COUP de COEUR, encore et toujours !! :-)
 » An Un-Natural History – 2009 -  The inspiration for this body of work is my fascination with the artistic representation of natural history, the creation of fictitious places in literature and my recent interest in Cordyceps fungus – in particular, Cordyceps Unilateralis, a species of entomopathogenic fungus that infects and alters the behaviour of ants in order to ensure the widespread distribution of its spores. It is from the Cordyceps that I most strongly draw the physical inspiration for my work at present. If we can say that the world of science is synonymous with truth and the world of art with that of fiction, I want to tread a middle ground that is unusual and seemingly beyond belief, yet also familiar. Borrowing from the work of German biologist and naturalist Ernst Haeckel, I want to create a body of work that is a documentation of something newly discovered; but, whereas it is claimed that some of Haeckel’s embryo drawings of 1874 were fabricated, for example, I am starting in the opposite direction, from a conjecture of the imagination grounded with elements that – although bizarre – are quite real, to try to give it verisimilitude. Haeckel’s embryo drawings, in spite of the fact that they overemphasized similarities between embryos of related species, nonetheless found their way into many biology textbooks, and into popular knowledge. I have adapted and created my own peculiar genus of entomopathogenic fungus with the hope that it inspires us to wonder not what imagination or motivation created them but simply, where such things can be found. The specimens in this collection are represented as maquettes; as a reader of Jules Verne’s Journey to the Center of the Earth, C.S. Lewis’ Perelandra and John Uri Lloyd’s Etidorpha, I would want to believe that the imagined place from which these specimens originate would also allow them to thrive and grow to fantastic size. If the illusion is complete, please think of them as the younger of the species, provided not merely to delight the curious but to educate and inform in the manner of an exhibit in a natural history museum. On a final note, all of these specimens share the common feature of being based on a “ring” form, something to be worn on the hand, which is drawn from the idea of hand gestures. Although hand gestures are often regarded as mimed versions of spoken communication, they can imitate, amplify, substitute, and even contradict speech. Implied hand gesture here reveals the space and time dimension of a narrative within the pieces and their imagined origin. » (Tosca TERAN)

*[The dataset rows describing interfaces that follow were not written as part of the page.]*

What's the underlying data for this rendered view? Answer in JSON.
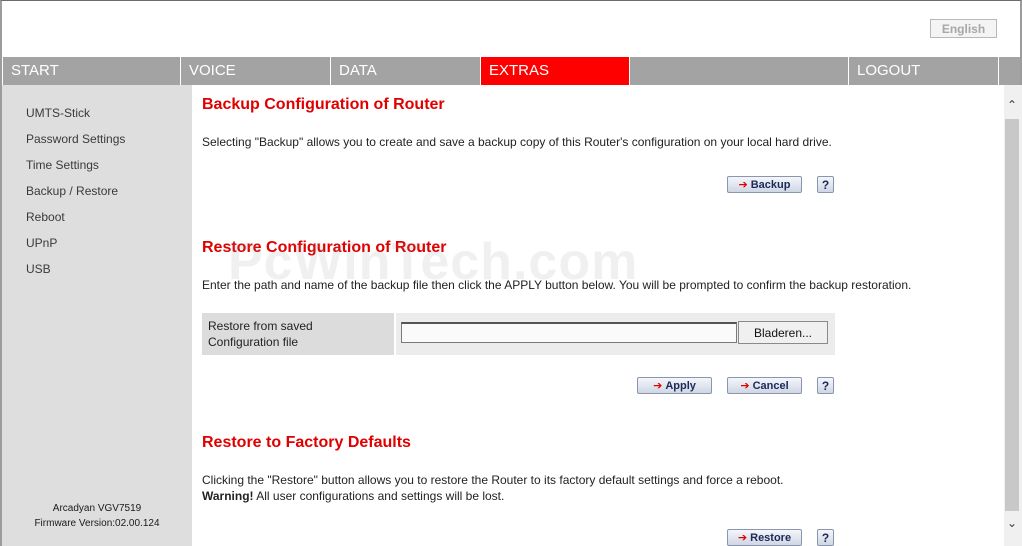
{
  "header": {
    "language_button": "English"
  },
  "topnav": {
    "items": [
      {
        "label": "START"
      },
      {
        "label": "VOICE"
      },
      {
        "label": "DATA"
      },
      {
        "label": "EXTRAS"
      },
      {
        "label": ""
      },
      {
        "label": "LOGOUT"
      }
    ],
    "active_color": "#ff0000"
  },
  "sidebar": {
    "items": [
      {
        "label": "UMTS-Stick"
      },
      {
        "label": "Password Settings"
      },
      {
        "label": "Time Settings"
      },
      {
        "label": "Backup / Restore"
      },
      {
        "label": "Reboot"
      },
      {
        "label": "UPnP"
      },
      {
        "label": "USB"
      }
    ],
    "footer_model": "Arcadyan VGV7519",
    "footer_firmware": "Firmware Version:02.00.124"
  },
  "main": {
    "backup": {
      "title": "Backup Configuration of Router",
      "description": "Selecting \"Backup\" allows you to create and save a backup copy of this Router's configuration on your local hard drive.",
      "button": "Backup",
      "help": "?"
    },
    "restore": {
      "title": "Restore Configuration of Router",
      "description": "Enter the path and name of the backup file then click the APPLY button below. You will be prompted to confirm the backup restoration.",
      "file_label_line1": "Restore from saved",
      "file_label_line2": "Configuration file",
      "file_value": "",
      "browse_button": "Bladeren...",
      "apply_button": "Apply",
      "cancel_button": "Cancel",
      "help": "?"
    },
    "factory": {
      "title": "Restore to Factory Defaults",
      "description": "Clicking the \"Restore\" button allows you to restore the Router to its factory default settings and force a reboot.",
      "warning_label": "Warning!",
      "warning_text": " All user configurations and settings will be lost.",
      "button": "Restore",
      "help": "?"
    }
  },
  "watermark": "PcWinTech.com",
  "colors": {
    "accent": "#ff0000",
    "title_red": "#e00000",
    "nav_gray": "#a3a3a3",
    "sidebar_bg": "#dedede"
  }
}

Tosca Teran - un-natural history

the « Un-natural History » album – 2009 – sterling silver & flame-worked blown glass, & other materials

Tosca Teran - Interplanetary Hearing deviceTosca Teran -double spore ring

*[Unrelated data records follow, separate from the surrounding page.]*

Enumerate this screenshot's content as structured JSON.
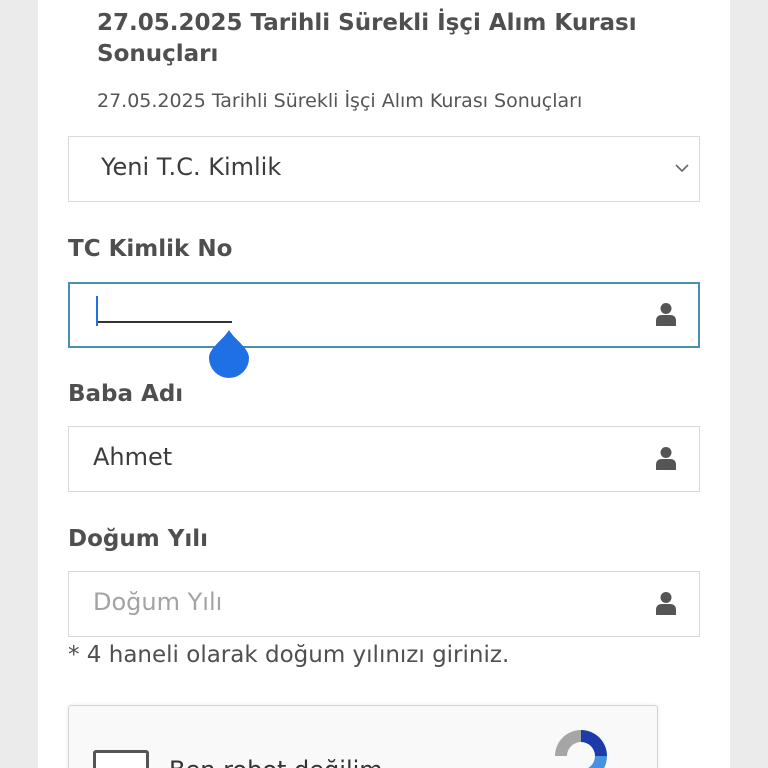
{
  "page": {
    "title": "27.05.2025 Tarihli Sürekli İşçi Alım Kurası Sonuçları",
    "subtitle": "27.05.2025 Tarihli Sürekli İşçi Alım Kurası Sonuçları"
  },
  "form": {
    "id_type_select": {
      "value": "Yeni T.C. Kimlik"
    },
    "tc_field": {
      "label": "TC Kimlik No",
      "value": ""
    },
    "father_field": {
      "label": "Baba Adı",
      "value": "Ahmet"
    },
    "birth_field": {
      "label": "Doğum Yılı",
      "placeholder": "Doğum Yılı",
      "value": "",
      "hint": "* 4 haneli olarak doğum yılınızı giriniz."
    }
  },
  "captcha": {
    "label": "Ben robot değilim"
  },
  "colors": {
    "focus_border": "#4a8fb0",
    "cursor_handle": "#1f6fe5"
  },
  "icons": {
    "field_icon": "user-icon",
    "select_icon": "chevron-down-icon",
    "captcha_icon": "recaptcha-icon"
  }
}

« Interplanetary Hearing device » earring -                 « double spore » ring

Tosca Teran perelandrian ring 'Cnidarian'Tosca Teran -heart of glass

perelandrian ring ‘Cnidarian’           -          heart of glass

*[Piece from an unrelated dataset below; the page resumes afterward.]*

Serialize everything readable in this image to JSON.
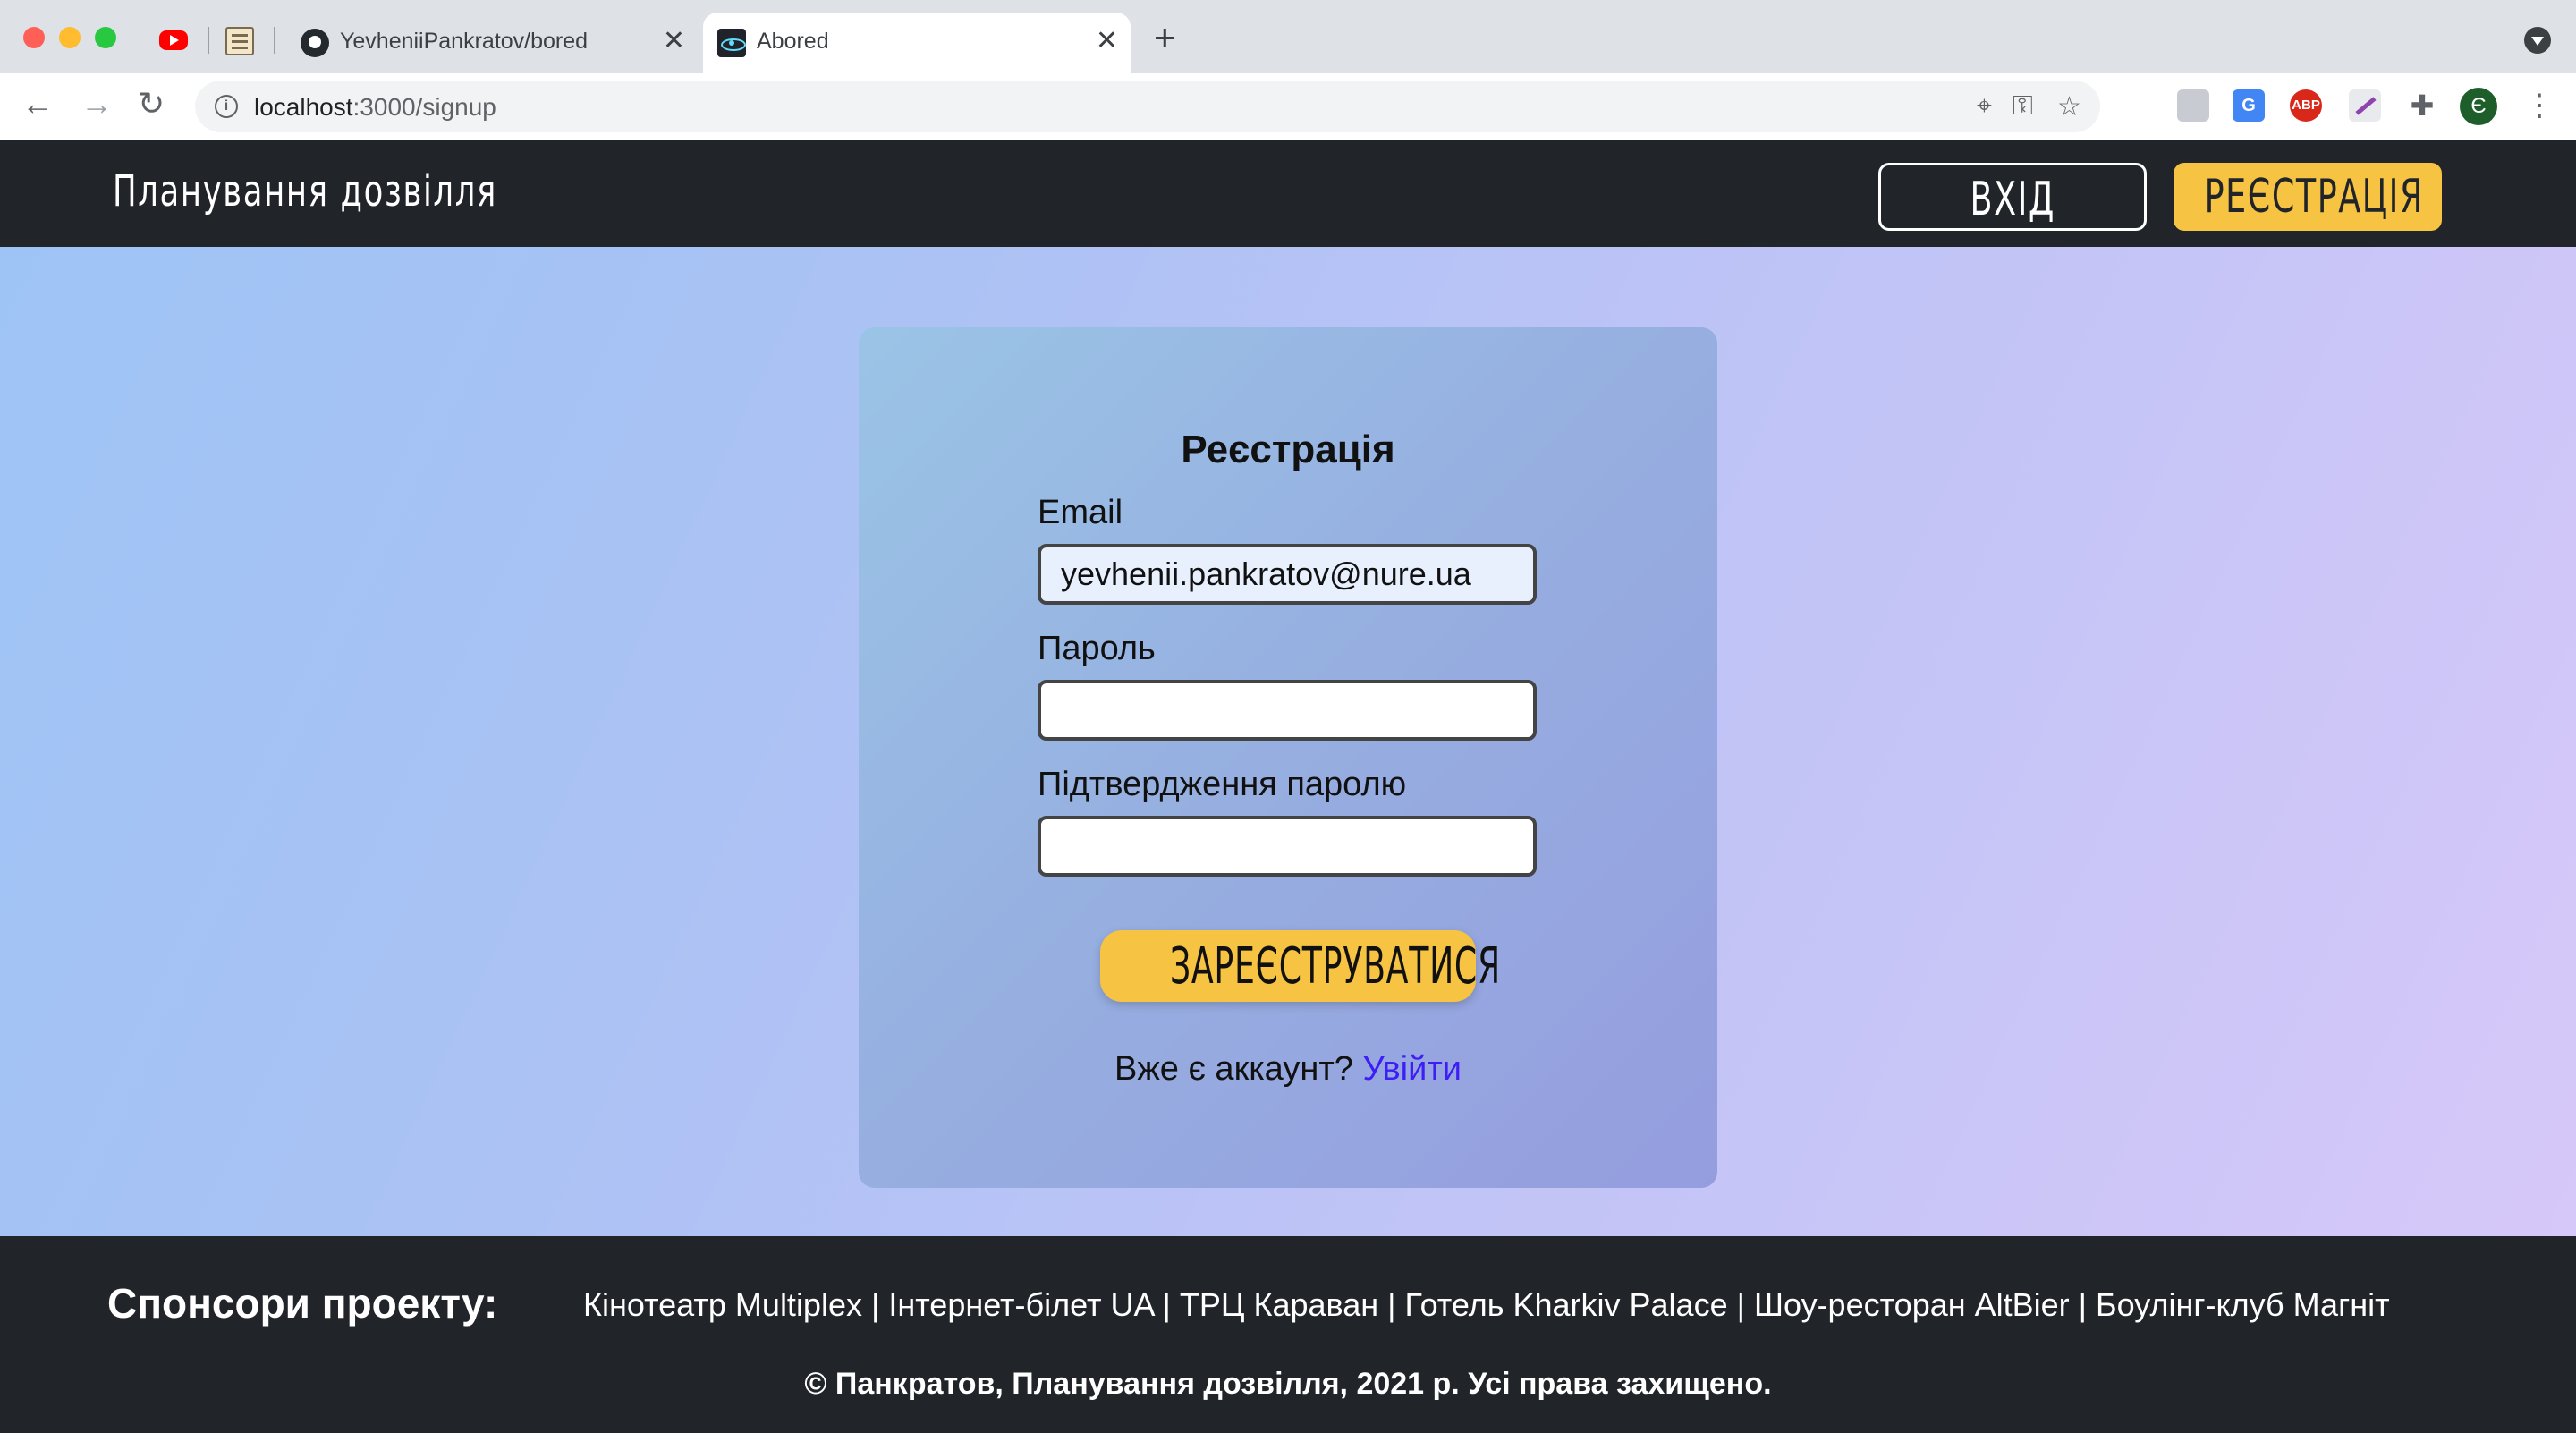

Tosca Teran - ringPerelandrian ring, 'Ecdysozoa'

silver, copper, wood branch ring                                       
- Perelandrian ring, ‘Ecdysozoa’ – sterling silver, flame-worked blown glassJ’adore le travail, l’imagination … j’ADORE les noms donnés à ces bijoux, monde fantasmagorique, marin ? sous-marin ? flottant entre limbes de l’inconscient, volutes de fumées ,-) , liquides amniotiques ou sub-aquatiques …. monde de la pré-naissance ou de la pré-connaissance ….

Tosca Teran - 2009- an Un-Natural History - 'Epigeous Conidiophorus' - silver, enamel, silicone, borosilicateTosca Teran - 2009- an Un-Natural History - 'Unclassified' - sterling silver, borosilicate, gold,oils, lichen

  »an Un-Natural History » -2009
Epigeous Conidiophorus‘ – silver, enamel, silicone, borosilicate       –
Unclassified‘ – sterling silver, borosilicate, gold,oils, lichen

Nager jusqu’à son monde sur http://www.nanopod.tv/

shop / acheter ses bijoux sur http://www.etsy.com/shop/nanopod
Atelier/studio :
322 Harbord Street
Toronto, ON M6G 1H1
Canada
647. 219. 0585
email: (preferred -checked daily) nanotopia@me.com

 

1234
 

MODELSCULPT |
Valérie Salvo |
dochinoiu |
Unblog.fr | Créer un blog | Annuaire | Signaler un abus | Françoise Fourteau-Labarthe
| Aidez les jeunes artistes
| Tableaux de Christian Maillot